#### [Work order]
Copy every line from the material below that holds "number".
● ● ●
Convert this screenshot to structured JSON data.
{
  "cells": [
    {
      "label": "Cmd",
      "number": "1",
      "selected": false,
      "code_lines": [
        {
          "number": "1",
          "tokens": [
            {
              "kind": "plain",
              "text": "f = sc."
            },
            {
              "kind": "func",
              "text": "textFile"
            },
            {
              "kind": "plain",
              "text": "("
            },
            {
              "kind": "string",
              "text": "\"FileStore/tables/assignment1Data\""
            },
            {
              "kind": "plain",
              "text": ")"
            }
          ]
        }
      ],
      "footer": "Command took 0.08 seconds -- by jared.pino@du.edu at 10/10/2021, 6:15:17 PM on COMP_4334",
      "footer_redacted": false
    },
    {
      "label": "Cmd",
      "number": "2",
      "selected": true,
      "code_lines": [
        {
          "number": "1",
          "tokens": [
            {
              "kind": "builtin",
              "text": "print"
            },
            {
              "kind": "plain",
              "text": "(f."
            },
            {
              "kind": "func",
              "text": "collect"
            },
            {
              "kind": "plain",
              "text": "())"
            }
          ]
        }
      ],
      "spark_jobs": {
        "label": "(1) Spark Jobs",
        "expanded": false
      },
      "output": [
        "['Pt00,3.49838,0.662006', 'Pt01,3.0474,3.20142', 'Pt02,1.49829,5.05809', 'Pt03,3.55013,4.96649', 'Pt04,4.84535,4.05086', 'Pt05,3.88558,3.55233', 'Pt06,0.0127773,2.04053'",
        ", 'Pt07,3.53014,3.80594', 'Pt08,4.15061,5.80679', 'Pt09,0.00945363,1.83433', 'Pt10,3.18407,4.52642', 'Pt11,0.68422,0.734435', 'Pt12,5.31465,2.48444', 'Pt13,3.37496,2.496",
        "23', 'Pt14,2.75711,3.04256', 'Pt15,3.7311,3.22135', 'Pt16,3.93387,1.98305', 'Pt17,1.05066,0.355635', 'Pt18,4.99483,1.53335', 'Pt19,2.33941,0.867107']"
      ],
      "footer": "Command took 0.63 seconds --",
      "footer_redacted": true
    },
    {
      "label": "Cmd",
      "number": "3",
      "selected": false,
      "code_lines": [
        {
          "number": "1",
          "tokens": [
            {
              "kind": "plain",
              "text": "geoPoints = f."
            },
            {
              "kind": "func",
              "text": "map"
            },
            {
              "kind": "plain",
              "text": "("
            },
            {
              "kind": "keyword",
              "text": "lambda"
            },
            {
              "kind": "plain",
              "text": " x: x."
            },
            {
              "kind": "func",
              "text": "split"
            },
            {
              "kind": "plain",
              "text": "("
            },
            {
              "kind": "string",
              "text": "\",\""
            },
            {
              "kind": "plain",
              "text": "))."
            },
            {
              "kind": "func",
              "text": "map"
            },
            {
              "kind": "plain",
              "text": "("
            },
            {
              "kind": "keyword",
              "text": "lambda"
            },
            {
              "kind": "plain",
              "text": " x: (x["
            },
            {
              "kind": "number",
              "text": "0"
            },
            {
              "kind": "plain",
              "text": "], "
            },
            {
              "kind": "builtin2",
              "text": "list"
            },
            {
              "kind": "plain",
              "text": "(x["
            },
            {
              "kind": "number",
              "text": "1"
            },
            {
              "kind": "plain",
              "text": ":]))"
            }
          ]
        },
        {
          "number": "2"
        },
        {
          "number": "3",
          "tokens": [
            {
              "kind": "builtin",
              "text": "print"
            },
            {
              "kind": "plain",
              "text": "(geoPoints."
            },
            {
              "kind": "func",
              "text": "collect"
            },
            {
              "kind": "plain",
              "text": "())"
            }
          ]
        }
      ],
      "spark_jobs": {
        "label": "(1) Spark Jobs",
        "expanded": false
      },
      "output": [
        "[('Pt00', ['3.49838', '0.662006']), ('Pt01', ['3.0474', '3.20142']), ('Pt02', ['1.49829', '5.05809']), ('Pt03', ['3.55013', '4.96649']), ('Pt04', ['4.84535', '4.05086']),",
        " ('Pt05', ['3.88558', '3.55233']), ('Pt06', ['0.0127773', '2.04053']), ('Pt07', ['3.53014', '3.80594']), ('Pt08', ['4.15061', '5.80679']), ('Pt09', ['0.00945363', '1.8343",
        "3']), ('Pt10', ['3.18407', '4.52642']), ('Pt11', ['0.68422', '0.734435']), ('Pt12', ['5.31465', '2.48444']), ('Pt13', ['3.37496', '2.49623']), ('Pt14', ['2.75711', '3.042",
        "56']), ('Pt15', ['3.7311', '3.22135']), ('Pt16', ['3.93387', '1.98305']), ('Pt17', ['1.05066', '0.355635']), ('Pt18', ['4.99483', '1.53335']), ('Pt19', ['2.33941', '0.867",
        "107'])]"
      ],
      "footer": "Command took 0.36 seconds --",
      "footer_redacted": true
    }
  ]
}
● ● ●
#### [Answer section]
      "number": "1",
          "number": "1",
      "number": "2",
          "number": "1",
      "number": "3",
          "number": "1",
              "kind": "number",
              "kind": "number",
          "number": "2"
          "number": "3",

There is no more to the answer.